• **Exercise**: Copy out the entries that come next, exactly.

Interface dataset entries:

+ + +

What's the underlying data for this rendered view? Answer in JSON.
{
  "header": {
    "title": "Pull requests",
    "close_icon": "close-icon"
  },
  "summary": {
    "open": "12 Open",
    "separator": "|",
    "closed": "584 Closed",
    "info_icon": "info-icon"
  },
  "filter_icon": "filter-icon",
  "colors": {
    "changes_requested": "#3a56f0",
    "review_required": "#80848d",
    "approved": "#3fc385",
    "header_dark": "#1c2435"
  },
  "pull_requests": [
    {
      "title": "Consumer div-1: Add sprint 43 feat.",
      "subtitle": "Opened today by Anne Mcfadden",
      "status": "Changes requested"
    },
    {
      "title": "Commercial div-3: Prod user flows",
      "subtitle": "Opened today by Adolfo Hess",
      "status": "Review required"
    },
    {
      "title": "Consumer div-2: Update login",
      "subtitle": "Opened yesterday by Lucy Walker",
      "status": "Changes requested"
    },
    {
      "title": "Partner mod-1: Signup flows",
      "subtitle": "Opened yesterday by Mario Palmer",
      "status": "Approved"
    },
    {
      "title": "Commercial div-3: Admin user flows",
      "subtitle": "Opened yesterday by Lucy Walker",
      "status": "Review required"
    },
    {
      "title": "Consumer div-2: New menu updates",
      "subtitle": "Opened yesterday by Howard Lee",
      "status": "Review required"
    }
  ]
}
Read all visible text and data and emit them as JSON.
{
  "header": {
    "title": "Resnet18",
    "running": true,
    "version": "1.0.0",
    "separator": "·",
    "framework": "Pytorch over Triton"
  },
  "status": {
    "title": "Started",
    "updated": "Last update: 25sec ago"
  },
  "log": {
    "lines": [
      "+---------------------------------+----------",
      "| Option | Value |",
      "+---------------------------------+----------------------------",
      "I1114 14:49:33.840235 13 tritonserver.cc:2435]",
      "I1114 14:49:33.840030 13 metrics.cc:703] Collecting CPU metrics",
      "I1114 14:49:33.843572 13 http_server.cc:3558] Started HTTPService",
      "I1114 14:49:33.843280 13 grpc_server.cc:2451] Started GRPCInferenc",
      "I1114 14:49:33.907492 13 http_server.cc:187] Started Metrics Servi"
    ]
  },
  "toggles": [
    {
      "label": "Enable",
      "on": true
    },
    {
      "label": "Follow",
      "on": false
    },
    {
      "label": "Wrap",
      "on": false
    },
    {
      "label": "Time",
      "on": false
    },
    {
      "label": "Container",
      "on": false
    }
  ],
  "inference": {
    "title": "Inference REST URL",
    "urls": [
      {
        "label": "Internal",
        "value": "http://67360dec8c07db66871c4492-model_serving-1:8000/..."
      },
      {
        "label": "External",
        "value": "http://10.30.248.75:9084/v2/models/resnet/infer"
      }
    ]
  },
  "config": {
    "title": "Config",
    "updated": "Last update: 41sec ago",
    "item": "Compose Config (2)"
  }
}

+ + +

• **Answer to this exercise**:
What's the underlying data for this rendered view? Answer in JSON.
{
  "header": {
    "title": "Pull requests",
    "close_icon": "close-icon"
  },
  "summary": {
    "open": "12 Open",
    "separator": "|",
    "closed": "584 Closed",
    "info_icon": "info-icon"
  },
  "filter_icon": "filter-icon",
  "colors": {
    "changes_requested": "#3a56f0",
    "review_required": "#80848d",
    "approved": "#3fc385",
    "header_dark": "#1c2435"
  },
  "pull_requests": [
    {
      "title": "Consumer div-1: Add sprint 43 feat.",
      "subtitle": "Opened today by Anne Mcfadden",
      "status": "Changes requested"
    },
    {
      "title": "Commercial div-3: Prod user flows",
      "subtitle": "Opened today by Adolfo Hess",
      "status": "Review required"
    },
    {
      "title": "Consumer div-2: Update login",
      "subtitle": "Opened yesterday by Lucy Walker",
      "status": "Changes requested"
    },
    {
      "title": "Partner mod-1: Signup flows",
      "subtitle": "Opened yesterday by Mario Palmer",
      "status": "Approved"
    },
    {
      "title": "Commercial div-3: Admin user flows",
      "subtitle": "Opened yesterday by Lucy Walker",
      "status": "Review required"
    },
    {
      "title": "Consumer div-2: New menu updates",
      "subtitle": "Opened yesterday by Howard Lee",
      "status": "Review required"
    }
  ]
}
Read all visible text and data and emit them as JSON.
{
  "header": {
    "title": "Resnet18",
    "running": true,
    "version": "1.0.0",
    "separator": "·",
    "framework": "Pytorch over Triton"
  },
  "status": {
    "title": "Started",
    "updated": "Last update: 25sec ago"
  },
  "log": {
    "lines": [
      "+---------------------------------+----------",
      "| Option | Value |",
      "+---------------------------------+----------------------------",
      "I1114 14:49:33.840235 13 tritonserver.cc:2435]",
      "I1114 14:49:33.840030 13 metrics.cc:703] Collecting CPU metrics",
      "I1114 14:49:33.843572 13 http_server.cc:3558] Started HTTPService",
      "I1114 14:49:33.843280 13 grpc_server.cc:2451] Started GRPCInferenc",
      "I1114 14:49:33.907492 13 http_server.cc:187] Started Metrics Servi"
    ]
  },
  "toggles": [
    {
      "label": "Enable",
      "on": true
    },
    {
      "label": "Follow",
      "on": false
    },
    {
      "label": "Wrap",
      "on": false
    },
    {
      "label": "Time",
      "on": false
    },
    {
      "label": "Container",
      "on": false
    }
  ],
  "inference": {
    "title": "Inference REST URL",
    "urls": [
      {
        "label": "Internal",
        "value": "http://67360dec8c07db66871c4492-model_serving-1:8000/..."
      },
      {
        "label": "External",
        "value": "http://10.30.248.75:9084/v2/models/resnet/infer"
      }
    ]
  },
  "config": {
    "title": "Config",
    "updated": "Last update: 41sec ago",
    "item": "Compose Config (2)"
  }
}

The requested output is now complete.